Speaking at a press conference in Germany yesterday, Don Peterson, chairman and CEO of Avaya, said that there would be continued rapid growth in the adoption of IP telephony. “The question individual users have is when and how to adopt it, not whether to go there,” he said.

Last year around 14pc of the market had converted its telephony systems to IP. By 2009 this will have reached 46pc. “By 2009, still less than half the market will be converted; it’s a huge opportunity as we see it,” added Peterson.

Avaya has implemented what it claims is one of the largest enterprise IP networks in the world for the FIFA World Cup, which takes place over the next month in Germany.

Historically, the market has been dominated by companies with a legacy in the telephony equipment business, such Siemens, Alcatel, Nortel and Lucent (which spun off this business to Avaya). Cisco, with a background in data networking, has since entered the fray but the latest competitors to arrive come from a software background, including Skype, Google, Microsoft and Yahoo. “Correctly, I believe, they are viewing the value of voice in delivering their service to the marketplace and they will challenge us in the enterprise communications business,” said Peterson.

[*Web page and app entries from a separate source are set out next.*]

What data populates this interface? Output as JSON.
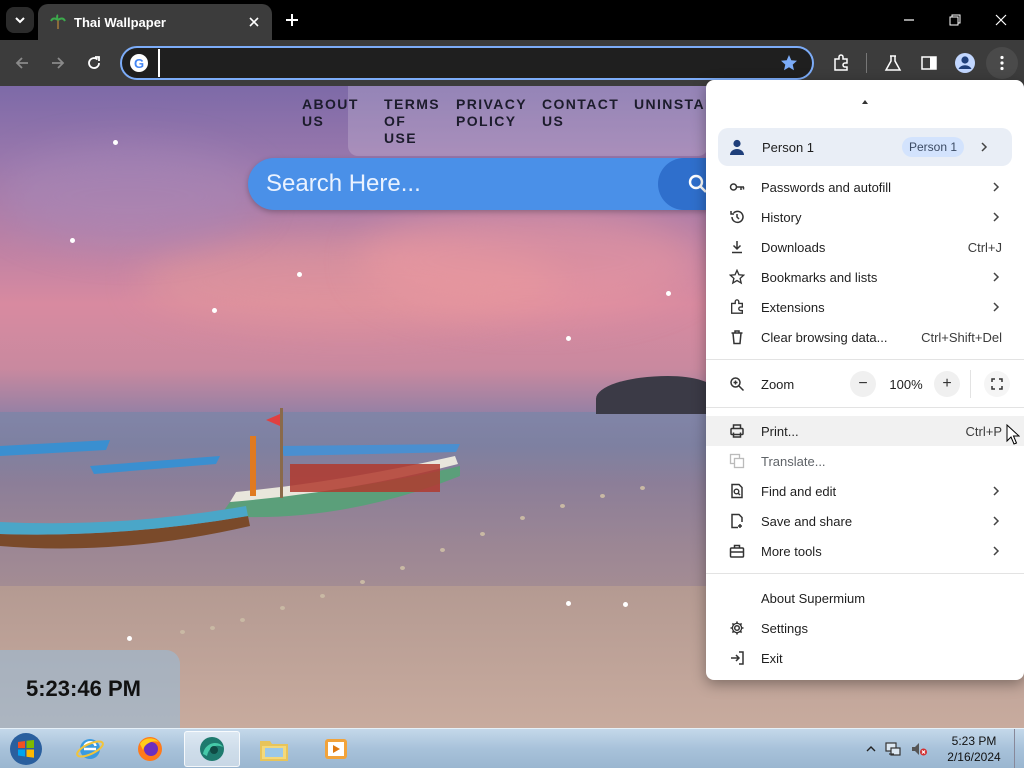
{
  "browser": {
    "tab_title": "Thai Wallpaper",
    "address_value": "",
    "zoom_label": "Zoom",
    "zoom_value": "100%",
    "zoom_minus": "−",
    "zoom_plus": "+"
  },
  "site": {
    "nav": [
      {
        "label": "ABOUT US"
      },
      {
        "label": "TERMS OF USE"
      },
      {
        "label": "PRIVACY POLICY"
      },
      {
        "label": "CONTACT US"
      },
      {
        "label": "UNINSTALL"
      }
    ],
    "search_placeholder": "Search Here...",
    "clock": "5:23:46 PM"
  },
  "menu": {
    "profile_name": "Person 1",
    "profile_badge": "Person 1",
    "items": [
      {
        "label": "Passwords and autofill",
        "shortcut": "",
        "icon": "key-icon"
      },
      {
        "label": "History",
        "shortcut": "",
        "icon": "history-icon"
      },
      {
        "label": "Downloads",
        "shortcut": "Ctrl+J",
        "icon": "download-icon"
      },
      {
        "label": "Bookmarks and lists",
        "shortcut": "",
        "icon": "star-icon"
      },
      {
        "label": "Extensions",
        "shortcut": "",
        "icon": "puzzle-icon"
      },
      {
        "label": "Clear browsing data...",
        "shortcut": "Ctrl+Shift+Del",
        "icon": "trash-icon"
      }
    ],
    "items2": [
      {
        "label": "Print...",
        "shortcut": "Ctrl+P",
        "icon": "printer-icon"
      },
      {
        "label": "Translate...",
        "shortcut": "",
        "icon": "translate-icon"
      },
      {
        "label": "Find and edit",
        "shortcut": "",
        "icon": "find-icon"
      },
      {
        "label": "Save and share",
        "shortcut": "",
        "icon": "save-share-icon"
      },
      {
        "label": "More tools",
        "shortcut": "",
        "icon": "toolbox-icon"
      }
    ],
    "items3": [
      {
        "label": "About Supermium",
        "icon": ""
      },
      {
        "label": "Settings",
        "icon": "gear-icon"
      },
      {
        "label": "Exit",
        "icon": "exit-icon"
      }
    ]
  },
  "taskbar": {
    "time": "5:23 PM",
    "date": "2/16/2024"
  }
}
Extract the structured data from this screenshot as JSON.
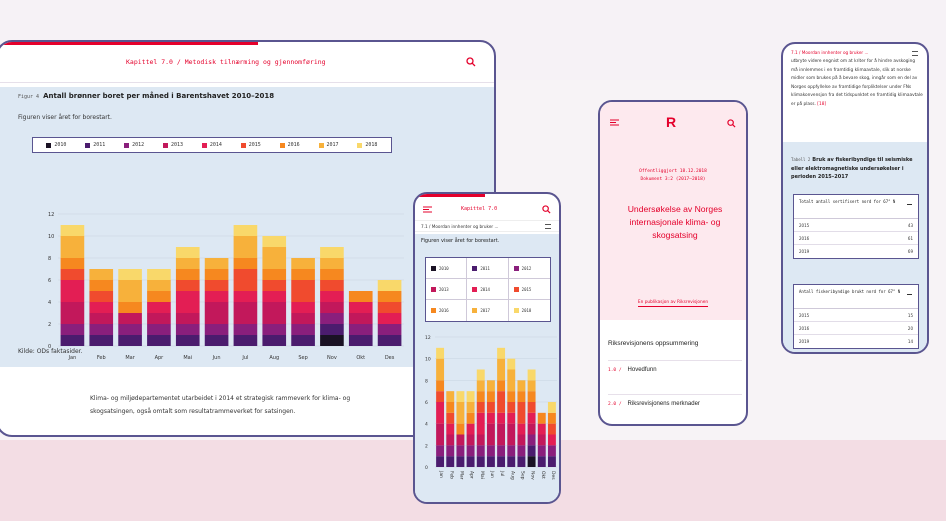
{
  "tablet": {
    "chapter_title": "Kapittel 7.0 / Metodisk tilnærming og gjennomføring",
    "figure_prefix": "Figur 4",
    "figure_title": "Antall brønner boret per måned i Barentshavet 2010–2018",
    "figure_subtitle": "Figuren viser året for borestart.",
    "source": "Kilde: ODs faktasider.",
    "paragraph": "Klima- og miljødepartementet utarbeidet i 2014 et strategisk rammeverk for klima- og skogsatsingen, også omtalt som resultatrammeverket for satsingen."
  },
  "phone1": {
    "chapter_title": "Kapittel 7.0",
    "breadcrumb": "7.1 / Moordan innhenter og bruker ...",
    "figure_subtitle": "Figuren viser året for borestart."
  },
  "phone2": {
    "logo": "R",
    "published": "Offentliggjort 18.12.2018",
    "document": "Dokument 3:2 (2017–2018)",
    "title": "Undersøkelse av Norges internasjonale klima- og skogsatsing",
    "link": "En publikasjon av Riksrevisjonen",
    "summary_heading": "Riksrevisjonens oppsummering",
    "items": [
      {
        "num": "1.0 /",
        "label": "Hovedfunn"
      },
      {
        "num": "2.0 /",
        "label": "Riksrevisjonens merknader"
      }
    ]
  },
  "phone3": {
    "breadcrumb": "7.1 / Moordan innhenter og bruker ...",
    "text": "utbryte videre engnist om at kriter for å hindre avskoging må innlemmes i en framtidig klimaavtale, slik at norske midler som brukes på å bevare skog, inngår som en del av Norges oppfyllelse av framtidige forpliktelser under FNs klimakonvensjon fra det tidspunktet en framtidig klimaavtale er på plass.",
    "ref": "[18]",
    "table_prefix": "Tabell 2",
    "table_title": "Bruk av fiskeribyndige til seismiske eller elektromagnetiske undersøkelser i perioden 2015–2017",
    "tables": [
      {
        "header": "Totalt antall sertifisert nord for 67° N",
        "rows": [
          [
            "2015",
            "43"
          ],
          [
            "2016",
            "61"
          ],
          [
            "2019",
            "69"
          ]
        ]
      },
      {
        "header": "Antall fiskeribyndige brukt nord for 67° N",
        "rows": [
          [
            "2015",
            "15"
          ],
          [
            "2016",
            "20"
          ],
          [
            "2019",
            "14"
          ]
        ]
      }
    ]
  },
  "chart_data": [
    {
      "type": "bar",
      "stacked": true,
      "title": "Antall brønner boret per måned i Barentshavet 2010–2018",
      "subtitle": "Figuren viser året for borestart.",
      "categories": [
        "Jan",
        "Feb",
        "Mar",
        "Apr",
        "Mai",
        "Jun",
        "Jul",
        "Aug",
        "Sep",
        "Nov",
        "Okt",
        "Des"
      ],
      "ylim": [
        0,
        12
      ],
      "yticks": [
        0,
        2,
        4,
        6,
        8,
        10,
        12
      ],
      "legend_position": "top",
      "series": [
        {
          "name": "2010",
          "color": "#1a1224",
          "values": [
            0,
            0,
            0,
            0,
            0,
            0,
            0,
            0,
            0,
            1,
            0,
            0
          ]
        },
        {
          "name": "2011",
          "color": "#4b1c6e",
          "values": [
            1,
            1,
            1,
            1,
            1,
            1,
            1,
            1,
            1,
            1,
            1,
            1
          ]
        },
        {
          "name": "2012",
          "color": "#8a1f7c",
          "values": [
            1,
            1,
            1,
            1,
            1,
            1,
            1,
            1,
            1,
            1,
            1,
            1
          ]
        },
        {
          "name": "2013",
          "color": "#c2185b",
          "values": [
            2,
            1,
            1,
            1,
            1,
            2,
            2,
            2,
            1,
            1,
            1,
            0
          ]
        },
        {
          "name": "2014",
          "color": "#e31e54",
          "values": [
            2,
            1,
            0,
            1,
            2,
            1,
            1,
            1,
            1,
            1,
            1,
            1
          ]
        },
        {
          "name": "2015",
          "color": "#f04b2e",
          "values": [
            1,
            1,
            0,
            0,
            1,
            1,
            2,
            1,
            2,
            1,
            0,
            1
          ]
        },
        {
          "name": "2016",
          "color": "#f6881f",
          "values": [
            1,
            1,
            1,
            1,
            1,
            1,
            1,
            1,
            1,
            1,
            1,
            1
          ]
        },
        {
          "name": "2017",
          "color": "#f7b13b",
          "values": [
            2,
            1,
            2,
            1,
            1,
            1,
            2,
            2,
            1,
            1,
            0,
            0
          ]
        },
        {
          "name": "2018",
          "color": "#f9d86a",
          "values": [
            1,
            0,
            1,
            1,
            1,
            0,
            1,
            1,
            0,
            1,
            0,
            1
          ]
        }
      ],
      "source": "Kilde: ODs faktasider."
    }
  ]
}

Dave Johnson, president of Avaya International, pointed out that IP telephony was becoming more strategically important to many businesses instead of simply providing an opportunity to save money on telephone call charges. “Companies aren’t looking at this for cost any longer; they’re looking at it for business value and making the business more efficient,” he stated.

Avaya grew its revenues from US$4.069m to US$4.902m in its last fiscal year and has been steadily increasing the level of business it wins outside the US from current levels of 42pc. “We won’t be satisfied until we’re north of 50pc,” said Johnson.

The company has also expanded through acquisition. Among these was Spectel, an Irish company that specialised in developing audio and web conferencing applications.

By Gordon Smith